■ **WHAT YOU WILL DO**
Below are some records; reproduce every one of them exactly.

AVAILABLE DATA START

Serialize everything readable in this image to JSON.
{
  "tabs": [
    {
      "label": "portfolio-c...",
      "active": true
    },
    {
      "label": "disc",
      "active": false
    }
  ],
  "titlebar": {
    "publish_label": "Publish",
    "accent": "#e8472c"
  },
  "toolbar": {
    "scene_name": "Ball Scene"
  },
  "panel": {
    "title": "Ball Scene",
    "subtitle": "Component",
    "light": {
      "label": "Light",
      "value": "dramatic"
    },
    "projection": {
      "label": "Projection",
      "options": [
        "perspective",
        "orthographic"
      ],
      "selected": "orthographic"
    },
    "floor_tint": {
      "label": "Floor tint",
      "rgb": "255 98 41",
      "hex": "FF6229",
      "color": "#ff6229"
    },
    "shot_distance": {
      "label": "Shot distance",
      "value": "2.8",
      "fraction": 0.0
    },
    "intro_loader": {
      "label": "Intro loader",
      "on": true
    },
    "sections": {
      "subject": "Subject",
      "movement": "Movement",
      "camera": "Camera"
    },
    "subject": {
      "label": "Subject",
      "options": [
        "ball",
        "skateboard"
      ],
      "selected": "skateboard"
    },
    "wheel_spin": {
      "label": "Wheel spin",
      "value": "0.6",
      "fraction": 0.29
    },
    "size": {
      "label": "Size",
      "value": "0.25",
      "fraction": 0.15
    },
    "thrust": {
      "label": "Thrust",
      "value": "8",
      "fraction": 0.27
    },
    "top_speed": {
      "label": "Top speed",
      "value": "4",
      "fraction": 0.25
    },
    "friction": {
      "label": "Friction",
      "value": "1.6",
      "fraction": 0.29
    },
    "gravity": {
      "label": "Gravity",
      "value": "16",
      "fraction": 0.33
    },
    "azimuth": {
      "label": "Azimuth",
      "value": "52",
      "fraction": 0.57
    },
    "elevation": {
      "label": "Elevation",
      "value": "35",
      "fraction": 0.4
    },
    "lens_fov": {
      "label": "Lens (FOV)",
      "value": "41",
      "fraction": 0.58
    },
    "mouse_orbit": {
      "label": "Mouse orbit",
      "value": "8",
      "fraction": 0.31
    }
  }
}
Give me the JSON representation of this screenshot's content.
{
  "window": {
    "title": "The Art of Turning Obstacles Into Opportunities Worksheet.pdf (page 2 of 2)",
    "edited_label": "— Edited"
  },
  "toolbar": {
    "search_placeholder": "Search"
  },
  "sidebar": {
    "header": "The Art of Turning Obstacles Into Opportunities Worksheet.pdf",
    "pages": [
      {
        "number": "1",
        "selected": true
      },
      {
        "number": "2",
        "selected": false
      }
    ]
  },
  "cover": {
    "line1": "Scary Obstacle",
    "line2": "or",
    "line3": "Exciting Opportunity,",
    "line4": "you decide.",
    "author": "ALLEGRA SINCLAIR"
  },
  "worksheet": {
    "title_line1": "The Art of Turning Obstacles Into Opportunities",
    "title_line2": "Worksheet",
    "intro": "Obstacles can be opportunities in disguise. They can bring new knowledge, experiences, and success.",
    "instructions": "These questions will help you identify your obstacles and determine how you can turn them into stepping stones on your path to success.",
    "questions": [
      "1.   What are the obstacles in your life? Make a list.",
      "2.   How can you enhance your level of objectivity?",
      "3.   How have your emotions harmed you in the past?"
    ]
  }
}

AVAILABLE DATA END

■ **TASK RESPONSE**
Serialize everything readable in this image to JSON.
{
  "tabs": [
    {
      "label": "portfolio-c...",
      "active": true
    },
    {
      "label": "disc",
      "active": false
    }
  ],
  "titlebar": {
    "publish_label": "Publish",
    "accent": "#e8472c"
  },
  "toolbar": {
    "scene_name": "Ball Scene"
  },
  "panel": {
    "title": "Ball Scene",
    "subtitle": "Component",
    "light": {
      "label": "Light",
      "value": "dramatic"
    },
    "projection": {
      "label": "Projection",
      "options": [
        "perspective",
        "orthographic"
      ],
      "selected": "orthographic"
    },
    "floor_tint": {
      "label": "Floor tint",
      "rgb": "255 98 41",
      "hex": "FF6229",
      "color": "#ff6229"
    },
    "shot_distance": {
      "label": "Shot distance",
      "value": "2.8",
      "fraction": 0.0
    },
    "intro_loader": {
      "label": "Intro loader",
      "on": true
    },
    "sections": {
      "subject": "Subject",
      "movement": "Movement",
      "camera": "Camera"
    },
    "subject": {
      "label": "Subject",
      "options": [
        "ball",
        "skateboard"
      ],
      "selected": "skateboard"
    },
    "wheel_spin": {
      "label": "Wheel spin",
      "value": "0.6",
      "fraction": 0.29
    },
    "size": {
      "label": "Size",
      "value": "0.25",
      "fraction": 0.15
    },
    "thrust": {
      "label": "Thrust",
      "value": "8",
      "fraction": 0.27
    },
    "top_speed": {
      "label": "Top speed",
      "value": "4",
      "fraction": 0.25
    },
    "friction": {
      "label": "Friction",
      "value": "1.6",
      "fraction": 0.29
    },
    "gravity": {
      "label": "Gravity",
      "value": "16",
      "fraction": 0.33
    },
    "azimuth": {
      "label": "Azimuth",
      "value": "52",
      "fraction": 0.57
    },
    "elevation": {
      "label": "Elevation",
      "value": "35",
      "fraction": 0.4
    },
    "lens_fov": {
      "label": "Lens (FOV)",
      "value": "41",
      "fraction": 0.58
    },
    "mouse_orbit": {
      "label": "Mouse orbit",
      "value": "8",
      "fraction": 0.31
    }
  }
}
Give me the JSON representation of this screenshot's content.
{
  "window": {
    "title": "The Art of Turning Obstacles Into Opportunities Worksheet.pdf (page 2 of 2)",
    "edited_label": "— Edited"
  },
  "toolbar": {
    "search_placeholder": "Search"
  },
  "sidebar": {
    "header": "The Art of Turning Obstacles Into Opportunities Worksheet.pdf",
    "pages": [
      {
        "number": "1",
        "selected": true
      },
      {
        "number": "2",
        "selected": false
      }
    ]
  },
  "cover": {
    "line1": "Scary Obstacle",
    "line2": "or",
    "line3": "Exciting Opportunity,",
    "line4": "you decide.",
    "author": "ALLEGRA SINCLAIR"
  },
  "worksheet": {
    "title_line1": "The Art of Turning Obstacles Into Opportunities",
    "title_line2": "Worksheet",
    "intro": "Obstacles can be opportunities in disguise. They can bring new knowledge, experiences, and success.",
    "instructions": "These questions will help you identify your obstacles and determine how you can turn them into stepping stones on your path to success.",
    "questions": [
      "1.   What are the obstacles in your life? Make a list.",
      "2.   How can you enhance your level of objectivity?",
      "3.   How have your emotions harmed you in the past?"
    ]
  }
}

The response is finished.